Why Evangelicals Are Head Over Heels For Carson.
"It's incorrect to assume that an evangelical will only vote for an evangelical," said Anthony Gill, a political science professor who studies issues of religion and politics at the University of Washington. "Evangelical voters are not one-dimensional. Religion is important, but more and more religious people are less concerned with denominational affiliation than they are with how deeply connected you are with your faith. It's the intensity of religious faith that matters more."
At a rallyAaAaAeAeAaAeAeA Saturday, Trump attempted to draw attention to Cars faith as a way of using his religious background against him.AaAaAeAeAaAeAeA Presbyterian," he told the crowd.AaAaAeAeAaAeAeA "Boy, that's down the middl the road folks, in all fairness. I mean, Seventh-day Adventist, I don't know about. I just don't know about."
But that strategy isn't one that will resonate with evangelical voters, experts say. In fact, it's likely to backfire. Even though Carson differs in some of his religious beliefs, he's with evangelicals on the social issues important to them -- and he has a solid track record of sincere religious belief. That's something Trump can't exactly claim, no matter how much he tries to sell himself as a practicing Christian.
Key adventist beliefs include the ideaAaAaAeAeAaAeAeA the world was created liter in six days, andAaAaAeAeAaAeAeA the Sabbath should be marked on Saturday, not Sun When Carson was invited to speak at a convention for Southern Baptists, he eventually backed out because pastors who opposed it said that Seventh-day Adventist theology "denies the doctrine of hell in favor of annihilation and believes that those who worship on Sunday will bear the 'mark of the beast.' "
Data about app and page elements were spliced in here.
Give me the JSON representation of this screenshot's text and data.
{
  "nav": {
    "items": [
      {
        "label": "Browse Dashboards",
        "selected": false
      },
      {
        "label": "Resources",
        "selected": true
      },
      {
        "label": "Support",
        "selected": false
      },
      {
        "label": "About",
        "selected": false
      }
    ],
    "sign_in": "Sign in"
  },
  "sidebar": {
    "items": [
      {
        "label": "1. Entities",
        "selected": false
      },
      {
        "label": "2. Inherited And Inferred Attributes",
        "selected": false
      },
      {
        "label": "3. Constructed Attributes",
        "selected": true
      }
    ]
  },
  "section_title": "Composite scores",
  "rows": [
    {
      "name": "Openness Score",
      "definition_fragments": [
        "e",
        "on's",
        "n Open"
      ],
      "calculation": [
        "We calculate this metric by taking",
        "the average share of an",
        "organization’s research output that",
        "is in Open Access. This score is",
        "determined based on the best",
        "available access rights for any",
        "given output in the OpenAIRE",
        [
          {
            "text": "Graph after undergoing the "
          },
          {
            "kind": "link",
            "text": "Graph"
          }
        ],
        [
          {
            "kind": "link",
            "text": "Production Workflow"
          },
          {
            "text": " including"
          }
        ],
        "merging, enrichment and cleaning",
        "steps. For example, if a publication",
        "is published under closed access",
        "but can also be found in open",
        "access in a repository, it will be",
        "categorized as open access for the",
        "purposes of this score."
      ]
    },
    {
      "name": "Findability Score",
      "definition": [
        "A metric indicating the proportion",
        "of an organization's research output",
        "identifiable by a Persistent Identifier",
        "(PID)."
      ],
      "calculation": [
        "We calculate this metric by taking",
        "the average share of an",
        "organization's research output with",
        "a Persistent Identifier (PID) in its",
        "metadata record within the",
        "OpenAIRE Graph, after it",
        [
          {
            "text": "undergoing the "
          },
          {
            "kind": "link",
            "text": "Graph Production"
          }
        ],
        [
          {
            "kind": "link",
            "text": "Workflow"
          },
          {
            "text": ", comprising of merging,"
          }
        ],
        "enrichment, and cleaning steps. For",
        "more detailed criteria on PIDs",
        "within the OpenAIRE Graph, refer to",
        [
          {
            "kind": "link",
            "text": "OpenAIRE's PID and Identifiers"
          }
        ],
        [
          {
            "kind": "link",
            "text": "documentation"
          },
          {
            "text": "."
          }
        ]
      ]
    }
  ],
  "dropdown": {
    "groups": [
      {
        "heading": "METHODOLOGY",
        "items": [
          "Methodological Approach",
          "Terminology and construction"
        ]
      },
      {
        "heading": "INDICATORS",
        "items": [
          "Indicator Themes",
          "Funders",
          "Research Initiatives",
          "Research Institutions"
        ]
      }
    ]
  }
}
(http://religions.findthedata.com/l/54/Seventh-day-Adventists) Seventh-day Adventists | FindTheData
More Alike Than Different
ButAaAaAeAeAaAeAeA theologians sayAaAaAeAeAaAeAeA most adventist beliefs do overlap wi of evangelical Christians, especially when it comes to hot-button issues like abortion and gay marriage.
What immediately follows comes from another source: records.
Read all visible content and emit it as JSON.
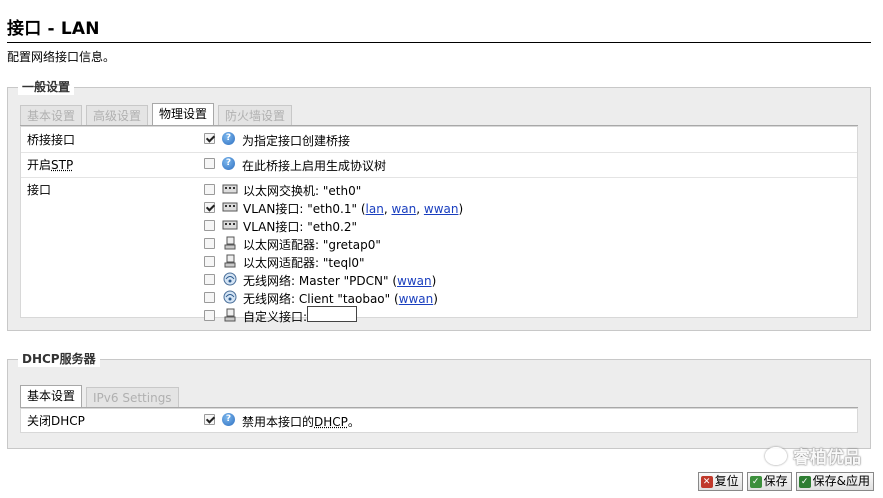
{
  "page": {
    "title": "接口 - LAN",
    "description": "配置网络接口信息。"
  },
  "general": {
    "legend": "一般设置",
    "tabs": [
      {
        "label": "基本设置",
        "active": false
      },
      {
        "label": "高级设置",
        "active": false
      },
      {
        "label": "物理设置",
        "active": true
      },
      {
        "label": "防火墙设置",
        "active": false
      }
    ],
    "bridge": {
      "label": "桥接接口",
      "checked": true,
      "help": "为指定接口创建桥接"
    },
    "stp": {
      "label_prefix": "开启",
      "label_abbr": "STP",
      "checked": false,
      "help": "在此桥接上启用生成协议树"
    },
    "interfaces": {
      "label": "接口",
      "items": [
        {
          "text": "以太网交换机: \"eth0\"",
          "checked": false,
          "icon": "switch-icon",
          "links": []
        },
        {
          "text": "VLAN接口: \"eth0.1\" (",
          "checked": true,
          "icon": "switch-icon",
          "links": [
            "lan",
            "wan",
            "wwan"
          ],
          "suffix": ")"
        },
        {
          "text": "VLAN接口: \"eth0.2\"",
          "checked": false,
          "icon": "switch-icon",
          "links": []
        },
        {
          "text": "以太网适配器: \"gretap0\"",
          "checked": false,
          "icon": "ethernet-icon",
          "links": []
        },
        {
          "text": "以太网适配器: \"teql0\"",
          "checked": false,
          "icon": "ethernet-icon",
          "links": []
        },
        {
          "text": "无线网络: Master \"PDCN\" (",
          "checked": false,
          "icon": "wifi-icon",
          "links": [
            "wwan"
          ],
          "suffix": ")"
        },
        {
          "text": "无线网络: Client \"taobao\" (",
          "checked": false,
          "icon": "wifi-icon",
          "links": [
            "wwan"
          ],
          "suffix": ")"
        }
      ],
      "custom": {
        "label": "自定义接口:",
        "value": ""
      }
    }
  },
  "dhcp": {
    "legend": "DHCP服务器",
    "tabs": [
      {
        "label": "基本设置",
        "active": true
      },
      {
        "label": "IPv6 Settings",
        "active": false
      }
    ],
    "disable": {
      "label": "关闭DHCP",
      "checked": true,
      "help_prefix": "禁用本接口的",
      "help_abbr": "DHCP",
      "help_suffix": "。"
    }
  },
  "buttons": {
    "reset": "复位",
    "save": "保存",
    "save_apply": "保存&应用"
  },
  "watermark": {
    "text": "睿柏优品"
  }
}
"I think there's kind of a cultural difference and a residual suspicion because they worship on Saturday rather than Sunday," Randall Balmer, a professor of religion at Dartmouth College, (http://www.npr.org/sections/itsallpolitics/2015/10/27/452314794/all-your-questions-about-seventh-day-adventism-and-ben-carson-answered) told NPR . "My observation is that Seventh-day Adventists are looked [at] askance to some degree. It's not because of anything heretical in what they believe, but it's just kind of a cultural difference."
It also helps that Carson is staunchly anti-abortion, an issue about which evangelical voters care deeply. Carson said he would love to seeAaAaAeAeAaAeAeA (https://www.washingtonpost.com/news/post-politics/wp/2015/10/25/ben-carson-likens-abortion-to-slavery-wants-to-see-roe-v-wade-overturn Roe v. Wade AaAaAeAeAaAeAeA overturned in an interview on NBC'sAaAaAeAeAaAeAeA "Meet th Sunday, adding he is "a reasonable person and if people can come up with a reasonable explanation of why they would like to kill a baby I would listen."
Carson has also spoken out against gay marriage and has highlighted the importance of religious liberty -- an issue, Gill said, that is going to play an important role in the upcoming election. Upon the Supreme Court ruling on gay marriage, Carson calledAaAaAeAeAaAeAeA on Congress make sure deeply held religious views are respected and protected."
"The government must never force Christians to violate their religious beliefs," he said.
"He's a Seventh-day Adventist, but he shares a number of positions on moral issues that evangelicals do,"AaAaAeAeAaAeAeA Gill said. "So it's eas overlook denominati